Handling fear and uncertainty can cause a lot of stress for everyone and creates tension in our relationships. Although the holidays are idealized as a happy and joyful time for one and all, the reality may be quite different. Money concerns, absence of family and/or friends or painful memories can contribute to feelings of sadness, anger, hopelessness or fear.
Here are some heartfelt suggestions for a sense of centeredness, calm and quiet.
Fear is the opposite of rational thought. When we are in a fearful state of mind our thoughts have a tendency to gallop away without us.
- Consciously break your thought pattern. Get up and move around, find a distraction, take a deep breath.
- Try to put your fears into perspective. Try to think about what the absolute worst-case scenario might be and realize how unlikely it would happen. There is also an interesting Buddhist website that explains and defines the types of fear as being either healthy or unhealthy. Understanding the difference is key.
- If possible, find someone who has a sympathetic and compassionate ear.

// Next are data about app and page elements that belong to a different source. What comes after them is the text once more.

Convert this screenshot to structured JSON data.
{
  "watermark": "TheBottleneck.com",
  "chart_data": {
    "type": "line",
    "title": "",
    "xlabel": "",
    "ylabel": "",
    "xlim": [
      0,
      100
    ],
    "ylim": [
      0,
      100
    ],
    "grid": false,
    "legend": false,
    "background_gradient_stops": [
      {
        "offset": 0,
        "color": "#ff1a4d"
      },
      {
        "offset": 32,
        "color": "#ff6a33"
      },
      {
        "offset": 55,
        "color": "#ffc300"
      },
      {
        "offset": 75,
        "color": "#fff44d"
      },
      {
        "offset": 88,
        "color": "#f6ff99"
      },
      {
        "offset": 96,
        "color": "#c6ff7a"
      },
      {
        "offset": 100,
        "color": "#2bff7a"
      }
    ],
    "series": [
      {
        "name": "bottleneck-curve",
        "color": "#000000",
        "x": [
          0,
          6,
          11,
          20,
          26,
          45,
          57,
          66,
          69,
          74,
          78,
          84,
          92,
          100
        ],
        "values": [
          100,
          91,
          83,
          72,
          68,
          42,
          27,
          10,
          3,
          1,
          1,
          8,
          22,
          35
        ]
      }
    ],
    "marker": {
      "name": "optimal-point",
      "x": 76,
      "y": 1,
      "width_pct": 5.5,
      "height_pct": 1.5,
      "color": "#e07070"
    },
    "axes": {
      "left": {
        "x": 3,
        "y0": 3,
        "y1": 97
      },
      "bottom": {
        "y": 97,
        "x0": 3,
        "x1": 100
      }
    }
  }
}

Avoid people who may be judgmental, try to ‘fix your problem’ or create feelings of guilt.
- Do a crossword puzzle. It utilizes the prefrontal cortex of the brain which stimulates memory and organization. Watching Desperate Housewives doesn’t banish those negative and stressful thoughts.